**TASK OBJECTIVE:**
Among the records below, which lines contain the string "guess"? Report them.

**DATA SHOWN:**
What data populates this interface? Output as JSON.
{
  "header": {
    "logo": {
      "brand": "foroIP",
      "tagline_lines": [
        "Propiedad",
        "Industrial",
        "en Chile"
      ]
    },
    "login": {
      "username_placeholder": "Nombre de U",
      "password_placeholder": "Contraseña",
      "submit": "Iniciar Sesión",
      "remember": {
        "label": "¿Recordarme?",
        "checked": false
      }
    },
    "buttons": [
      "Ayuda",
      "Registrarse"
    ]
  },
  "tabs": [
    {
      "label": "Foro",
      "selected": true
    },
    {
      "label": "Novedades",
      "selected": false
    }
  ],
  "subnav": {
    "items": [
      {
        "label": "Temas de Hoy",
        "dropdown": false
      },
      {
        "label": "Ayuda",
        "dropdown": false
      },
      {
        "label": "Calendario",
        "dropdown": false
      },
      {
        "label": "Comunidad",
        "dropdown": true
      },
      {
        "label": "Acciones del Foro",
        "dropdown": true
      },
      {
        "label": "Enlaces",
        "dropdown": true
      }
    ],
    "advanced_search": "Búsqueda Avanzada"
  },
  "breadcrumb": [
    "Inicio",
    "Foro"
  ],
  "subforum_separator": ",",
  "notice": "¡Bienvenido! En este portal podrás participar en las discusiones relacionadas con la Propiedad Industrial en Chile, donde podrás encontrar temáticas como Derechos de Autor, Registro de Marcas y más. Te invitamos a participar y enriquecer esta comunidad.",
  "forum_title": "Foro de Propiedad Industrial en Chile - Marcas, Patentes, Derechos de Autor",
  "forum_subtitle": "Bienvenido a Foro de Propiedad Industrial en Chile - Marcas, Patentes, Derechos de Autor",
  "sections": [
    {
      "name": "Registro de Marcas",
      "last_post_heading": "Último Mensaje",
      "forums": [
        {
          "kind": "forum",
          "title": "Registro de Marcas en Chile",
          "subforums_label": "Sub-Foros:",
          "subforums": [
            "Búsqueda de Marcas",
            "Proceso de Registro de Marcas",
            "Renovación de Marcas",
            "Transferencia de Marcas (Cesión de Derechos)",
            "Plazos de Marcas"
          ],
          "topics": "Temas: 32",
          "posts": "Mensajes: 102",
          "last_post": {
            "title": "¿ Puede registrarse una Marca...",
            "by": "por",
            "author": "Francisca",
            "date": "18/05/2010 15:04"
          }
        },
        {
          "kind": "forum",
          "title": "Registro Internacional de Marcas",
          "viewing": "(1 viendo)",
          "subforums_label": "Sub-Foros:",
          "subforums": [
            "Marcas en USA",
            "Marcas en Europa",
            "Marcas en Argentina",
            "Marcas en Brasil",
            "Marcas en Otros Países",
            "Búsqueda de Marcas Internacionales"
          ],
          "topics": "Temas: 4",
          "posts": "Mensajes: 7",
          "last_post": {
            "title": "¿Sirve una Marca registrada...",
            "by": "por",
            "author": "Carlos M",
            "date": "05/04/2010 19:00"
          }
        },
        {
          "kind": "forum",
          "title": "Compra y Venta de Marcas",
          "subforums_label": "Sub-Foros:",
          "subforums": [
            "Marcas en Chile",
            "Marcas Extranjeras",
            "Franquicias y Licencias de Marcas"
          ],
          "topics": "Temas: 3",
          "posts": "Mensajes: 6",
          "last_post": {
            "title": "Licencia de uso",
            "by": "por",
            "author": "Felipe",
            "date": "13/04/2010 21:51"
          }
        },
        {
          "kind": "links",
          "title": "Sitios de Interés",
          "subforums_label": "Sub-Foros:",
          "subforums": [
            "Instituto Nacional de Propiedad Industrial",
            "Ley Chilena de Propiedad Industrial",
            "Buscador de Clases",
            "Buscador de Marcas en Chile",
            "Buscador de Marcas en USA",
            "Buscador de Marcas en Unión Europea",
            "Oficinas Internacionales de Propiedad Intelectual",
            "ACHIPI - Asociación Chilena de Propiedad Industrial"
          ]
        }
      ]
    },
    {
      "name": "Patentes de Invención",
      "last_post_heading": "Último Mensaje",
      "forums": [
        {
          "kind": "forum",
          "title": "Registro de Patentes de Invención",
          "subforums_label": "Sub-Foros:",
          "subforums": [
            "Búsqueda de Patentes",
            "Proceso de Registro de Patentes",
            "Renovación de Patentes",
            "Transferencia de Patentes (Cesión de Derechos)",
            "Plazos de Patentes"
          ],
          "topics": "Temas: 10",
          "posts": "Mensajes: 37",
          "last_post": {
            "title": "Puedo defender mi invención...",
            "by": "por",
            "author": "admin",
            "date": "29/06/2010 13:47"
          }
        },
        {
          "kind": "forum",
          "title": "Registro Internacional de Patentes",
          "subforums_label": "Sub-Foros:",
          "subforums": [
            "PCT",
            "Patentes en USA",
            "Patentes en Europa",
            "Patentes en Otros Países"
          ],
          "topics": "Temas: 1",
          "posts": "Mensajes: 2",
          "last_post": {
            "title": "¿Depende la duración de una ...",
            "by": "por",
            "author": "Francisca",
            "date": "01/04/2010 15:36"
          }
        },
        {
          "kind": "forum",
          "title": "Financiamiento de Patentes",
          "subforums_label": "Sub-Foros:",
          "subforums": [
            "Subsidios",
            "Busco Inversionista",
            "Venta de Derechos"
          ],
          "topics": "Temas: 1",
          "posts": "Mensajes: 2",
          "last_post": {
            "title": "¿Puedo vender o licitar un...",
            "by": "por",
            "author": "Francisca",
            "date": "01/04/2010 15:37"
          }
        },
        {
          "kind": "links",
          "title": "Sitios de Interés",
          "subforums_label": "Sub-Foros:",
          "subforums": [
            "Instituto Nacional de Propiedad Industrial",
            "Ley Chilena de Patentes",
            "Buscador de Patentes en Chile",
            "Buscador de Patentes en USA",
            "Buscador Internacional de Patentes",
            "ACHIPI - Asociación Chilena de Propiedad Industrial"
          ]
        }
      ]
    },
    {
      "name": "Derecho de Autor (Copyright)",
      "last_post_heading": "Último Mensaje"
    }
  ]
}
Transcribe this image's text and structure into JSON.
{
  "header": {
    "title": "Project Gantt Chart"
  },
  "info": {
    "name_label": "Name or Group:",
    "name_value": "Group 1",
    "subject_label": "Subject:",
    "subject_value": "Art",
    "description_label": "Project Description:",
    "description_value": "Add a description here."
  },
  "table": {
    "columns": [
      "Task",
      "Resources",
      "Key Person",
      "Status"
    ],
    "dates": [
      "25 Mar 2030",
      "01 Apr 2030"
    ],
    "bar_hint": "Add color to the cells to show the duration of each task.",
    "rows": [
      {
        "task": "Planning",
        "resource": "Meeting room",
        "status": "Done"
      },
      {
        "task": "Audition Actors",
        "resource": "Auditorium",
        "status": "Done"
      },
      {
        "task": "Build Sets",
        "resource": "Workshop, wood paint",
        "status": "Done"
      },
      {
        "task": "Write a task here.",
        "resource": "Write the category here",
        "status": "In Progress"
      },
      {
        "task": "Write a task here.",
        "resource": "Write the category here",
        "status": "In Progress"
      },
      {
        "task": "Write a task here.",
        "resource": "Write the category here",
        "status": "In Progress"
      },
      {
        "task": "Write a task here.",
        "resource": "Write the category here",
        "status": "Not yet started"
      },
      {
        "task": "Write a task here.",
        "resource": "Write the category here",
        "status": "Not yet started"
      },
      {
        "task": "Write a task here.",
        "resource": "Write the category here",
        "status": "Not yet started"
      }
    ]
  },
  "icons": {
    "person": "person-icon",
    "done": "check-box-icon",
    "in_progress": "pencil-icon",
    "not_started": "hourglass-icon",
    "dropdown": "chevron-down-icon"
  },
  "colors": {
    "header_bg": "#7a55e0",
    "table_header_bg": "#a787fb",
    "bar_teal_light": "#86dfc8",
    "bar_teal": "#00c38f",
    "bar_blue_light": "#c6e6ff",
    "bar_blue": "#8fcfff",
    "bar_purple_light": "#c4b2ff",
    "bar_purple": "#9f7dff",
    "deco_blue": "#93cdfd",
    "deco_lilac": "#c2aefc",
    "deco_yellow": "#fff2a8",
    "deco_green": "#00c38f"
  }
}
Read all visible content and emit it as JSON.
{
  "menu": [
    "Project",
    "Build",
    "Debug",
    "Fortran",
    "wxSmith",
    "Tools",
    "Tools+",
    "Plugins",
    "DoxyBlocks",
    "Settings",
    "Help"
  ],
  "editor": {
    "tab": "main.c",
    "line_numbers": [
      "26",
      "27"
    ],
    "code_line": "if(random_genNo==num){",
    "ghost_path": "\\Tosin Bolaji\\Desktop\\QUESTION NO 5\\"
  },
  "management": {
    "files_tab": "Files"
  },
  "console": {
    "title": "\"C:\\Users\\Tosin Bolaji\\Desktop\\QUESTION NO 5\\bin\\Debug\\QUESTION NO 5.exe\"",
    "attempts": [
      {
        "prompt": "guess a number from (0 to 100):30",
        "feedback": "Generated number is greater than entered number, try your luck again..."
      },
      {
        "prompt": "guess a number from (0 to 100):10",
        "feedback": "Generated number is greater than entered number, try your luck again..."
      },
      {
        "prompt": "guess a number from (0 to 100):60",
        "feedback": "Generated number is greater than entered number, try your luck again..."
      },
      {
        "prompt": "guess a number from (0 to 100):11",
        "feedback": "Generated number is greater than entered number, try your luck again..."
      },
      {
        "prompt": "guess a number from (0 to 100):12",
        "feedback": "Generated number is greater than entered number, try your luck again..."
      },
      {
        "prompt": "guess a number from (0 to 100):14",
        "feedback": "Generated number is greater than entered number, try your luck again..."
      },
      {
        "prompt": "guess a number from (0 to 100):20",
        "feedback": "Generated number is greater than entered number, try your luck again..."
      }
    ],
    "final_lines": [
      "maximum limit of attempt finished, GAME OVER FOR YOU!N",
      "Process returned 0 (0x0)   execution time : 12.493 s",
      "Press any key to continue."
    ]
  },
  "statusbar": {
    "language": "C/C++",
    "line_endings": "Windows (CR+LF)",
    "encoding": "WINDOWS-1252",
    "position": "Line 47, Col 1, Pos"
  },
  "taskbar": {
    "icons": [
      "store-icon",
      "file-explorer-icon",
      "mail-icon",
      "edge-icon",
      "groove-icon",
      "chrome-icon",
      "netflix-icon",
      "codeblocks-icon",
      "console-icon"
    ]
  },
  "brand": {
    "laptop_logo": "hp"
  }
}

**ANSWER SECTION:**
        "prompt": "guess a number from (0 to 100):30",
        "prompt": "guess a number from (0 to 100):10",
        "prompt": "guess a number from (0 to 100):60",
        "prompt": "guess a number from (0 to 100):11",
        "prompt": "guess a number from (0 to 100):12",
        "prompt": "guess a number from (0 to 100):14",
        "prompt": "guess a number from (0 to 100):20",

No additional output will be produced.